When discord arose, then the two races were drawn different ways: the iron and brass fell to acquiring money and land and houses and gold and silver; but the gold and silver races, not wanting money but having the true riches in their own nature, inclined towards virtue and the ancient order of things. There was a battle between them, and at last they agreed to distribute their land and houses among individual owners; and they enslaved their friends and maintainers, whom they had formerly protected in the condition of freemen, and made of them subjects and servants; and they themselves were engaged in war and in keeping a watch against them.
In their best ages, men consist of silver and gold internally, and are motivated toward the transcendent, or doing what is right according to the whole order of nature and the divine, which is portrayed as a continuous (monist) world instead of two incompatible worlds (dualist). This represented knowledge that Tolkien felt was lost to Christianity, although he like most Western Europeans of the time interpreted Christianity through the filter of the Greco-Roman and Nordic-Germanic pagans.
When men lose their internal motivation, they must rely on power to keep themselves organized toward anything like a goal, and in tradeoff with this, they lose the easy confidence had by the Elves. This shows us how the different races of Middle Earth represent psychological states: the Elves are the mental state of intuition, men of cognition, dwarves of materialism, and hobbits of the bourgeois function. No race actually exists, just like Sauron and Saruman do not exist, except as metaphor for a psychological function of humankind.
Hobbits show us as we see ourselves out in the suburbs. We feel small, childlike, lowercase-c conservative in avoiding trouble and strife, and constantly animated by our sensual needs, like hunger and desire for play. To someone looking at the crumbling edifice of Western Civilization, a Hobbit represents how we feel ourselves, insignificant beings compared to the great kings and ancient races, but nonetheless tasked with finding the bravery to take on the nightmare.
Through this lens we can see how Tolkien separates will and power. Will comes from an inner place and reflects our desire to remove obstructions from our minds, such as those created by neurosis or self-pity, where power is a substitute for will, an external thing which we can use like a technology or symbol in place of having our minds fully organized and souls purified. The more kingly and noble characters in the books wield will in place of power, although they have both, but will remains in command, as it does with the Elves and other more ancient races hinted at.
To an alien anthropologist, Lord of the Rings would show us humanity trying to master its own minds.
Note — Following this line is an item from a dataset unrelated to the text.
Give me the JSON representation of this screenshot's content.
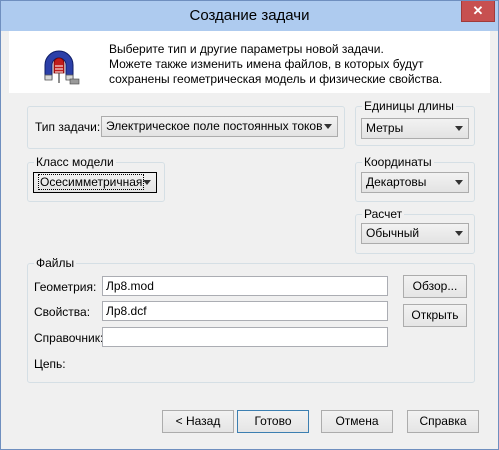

It can rely on external things — group opinion, compromise, profit, position — or it can purify its own thinking in order to clarify the intersection of what should be done, what realistically can be done, and what produces excellence (arete).
Through these Hobbits, men, and Elves, we see our pathway open up: it takes heroism to clarify the mind, since it means forsaking fear and bourgeois NIMBY avoidism, and this removes us from our addiction to power (throw that ring into the fire) so that we can resume climbing up the ladder toward what is both moral and instinctual in a naturalistic context, much like the elves.
In this way, the great battle of these books concerns not material things, but a psychic ordering that allows us to escape existential doubt and self-pity and see life as continuous and infinite, and from that, to reach for the eternal and recurrent as an expression of our contented and visionary inner state.